Web page and app entries:
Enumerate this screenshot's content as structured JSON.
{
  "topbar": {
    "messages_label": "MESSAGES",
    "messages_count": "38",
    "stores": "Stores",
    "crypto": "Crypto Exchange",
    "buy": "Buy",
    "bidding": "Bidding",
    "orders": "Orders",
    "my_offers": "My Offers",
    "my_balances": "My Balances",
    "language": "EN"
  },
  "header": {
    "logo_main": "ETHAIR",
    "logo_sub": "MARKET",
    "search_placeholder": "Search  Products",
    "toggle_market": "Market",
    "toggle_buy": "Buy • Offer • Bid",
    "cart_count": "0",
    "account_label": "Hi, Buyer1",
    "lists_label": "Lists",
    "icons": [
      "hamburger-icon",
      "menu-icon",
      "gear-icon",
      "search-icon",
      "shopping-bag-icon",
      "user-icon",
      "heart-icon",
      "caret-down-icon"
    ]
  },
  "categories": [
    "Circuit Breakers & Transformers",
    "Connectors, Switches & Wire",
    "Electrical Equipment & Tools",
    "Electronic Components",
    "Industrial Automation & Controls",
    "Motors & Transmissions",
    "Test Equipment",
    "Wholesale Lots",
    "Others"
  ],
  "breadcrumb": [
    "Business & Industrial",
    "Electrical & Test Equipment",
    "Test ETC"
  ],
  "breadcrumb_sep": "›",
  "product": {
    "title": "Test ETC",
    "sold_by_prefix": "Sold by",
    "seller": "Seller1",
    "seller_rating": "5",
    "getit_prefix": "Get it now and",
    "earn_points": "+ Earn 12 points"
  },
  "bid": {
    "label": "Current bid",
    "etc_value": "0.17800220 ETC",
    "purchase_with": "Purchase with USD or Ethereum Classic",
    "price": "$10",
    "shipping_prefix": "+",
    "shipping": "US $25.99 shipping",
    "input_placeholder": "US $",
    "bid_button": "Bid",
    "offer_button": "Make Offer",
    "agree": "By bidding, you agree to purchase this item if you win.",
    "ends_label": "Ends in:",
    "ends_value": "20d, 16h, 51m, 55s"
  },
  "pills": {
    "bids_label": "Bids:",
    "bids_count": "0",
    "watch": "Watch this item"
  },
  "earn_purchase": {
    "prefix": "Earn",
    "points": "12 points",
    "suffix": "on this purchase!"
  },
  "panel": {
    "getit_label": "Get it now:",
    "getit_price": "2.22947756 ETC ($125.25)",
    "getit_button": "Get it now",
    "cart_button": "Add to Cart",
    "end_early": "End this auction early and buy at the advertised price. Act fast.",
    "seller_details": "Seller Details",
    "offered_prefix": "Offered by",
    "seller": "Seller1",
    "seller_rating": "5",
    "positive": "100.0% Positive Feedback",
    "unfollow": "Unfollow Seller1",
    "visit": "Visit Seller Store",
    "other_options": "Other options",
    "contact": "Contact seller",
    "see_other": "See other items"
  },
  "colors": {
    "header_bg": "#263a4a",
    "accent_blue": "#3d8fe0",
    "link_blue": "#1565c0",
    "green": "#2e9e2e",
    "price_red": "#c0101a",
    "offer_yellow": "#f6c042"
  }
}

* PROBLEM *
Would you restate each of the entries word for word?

* RESULT BELOW *
Enumerate this screenshot's content as structured JSON.
{
  "topbar": {
    "messages_label": "MESSAGES",
    "messages_count": "38",
    "stores": "Stores",
    "crypto": "Crypto Exchange",
    "buy": "Buy",
    "bidding": "Bidding",
    "orders": "Orders",
    "my_offers": "My Offers",
    "my_balances": "My Balances",
    "language": "EN"
  },
  "header": {
    "logo_main": "ETHAIR",
    "logo_sub": "MARKET",
    "search_placeholder": "Search  Products",
    "toggle_market": "Market",
    "toggle_buy": "Buy • Offer • Bid",
    "cart_count": "0",
    "account_label": "Hi, Buyer1",
    "lists_label": "Lists",
    "icons": [
      "hamburger-icon",
      "menu-icon",
      "gear-icon",
      "search-icon",
      "shopping-bag-icon",
      "user-icon",
      "heart-icon",
      "caret-down-icon"
    ]
  },
  "categories": [
    "Circuit Breakers & Transformers",
    "Connectors, Switches & Wire",
    "Electrical Equipment & Tools",
    "Electronic Components",
    "Industrial Automation & Controls",
    "Motors & Transmissions",
    "Test Equipment",
    "Wholesale Lots",
    "Others"
  ],
  "breadcrumb": [
    "Business & Industrial",
    "Electrical & Test Equipment",
    "Test ETC"
  ],
  "breadcrumb_sep": "›",
  "product": {
    "title": "Test ETC",
    "sold_by_prefix": "Sold by",
    "seller": "Seller1",
    "seller_rating": "5",
    "getit_prefix": "Get it now and",
    "earn_points": "+ Earn 12 points"
  },
  "bid": {
    "label": "Current bid",
    "etc_value": "0.17800220 ETC",
    "purchase_with": "Purchase with USD or Ethereum Classic",
    "price": "$10",
    "shipping_prefix": "+",
    "shipping": "US $25.99 shipping",
    "input_placeholder": "US $",
    "bid_button": "Bid",
    "offer_button": "Make Offer",
    "agree": "By bidding, you agree to purchase this item if you win.",
    "ends_label": "Ends in:",
    "ends_value": "20d, 16h, 51m, 55s"
  },
  "pills": {
    "bids_label": "Bids:",
    "bids_count": "0",
    "watch": "Watch this item"
  },
  "earn_purchase": {
    "prefix": "Earn",
    "points": "12 points",
    "suffix": "on this purchase!"
  },
  "panel": {
    "getit_label": "Get it now:",
    "getit_price": "2.22947756 ETC ($125.25)",
    "getit_button": "Get it now",
    "cart_button": "Add to Cart",
    "end_early": "End this auction early and buy at the advertised price. Act fast.",
    "seller_details": "Seller Details",
    "offered_prefix": "Offered by",
    "seller": "Seller1",
    "seller_rating": "5",
    "positive": "100.0% Positive Feedback",
    "unfollow": "Unfollow Seller1",
    "visit": "Visit Seller Store",
    "other_options": "Other options",
    "contact": "Contact seller",
    "see_other": "See other items"
  },
  "colors": {
    "header_bg": "#263a4a",
    "accent_blue": "#3d8fe0",
    "link_blue": "#1565c0",
    "green": "#2e9e2e",
    "price_red": "#c0101a",
    "offer_yellow": "#f6c042"
  }
}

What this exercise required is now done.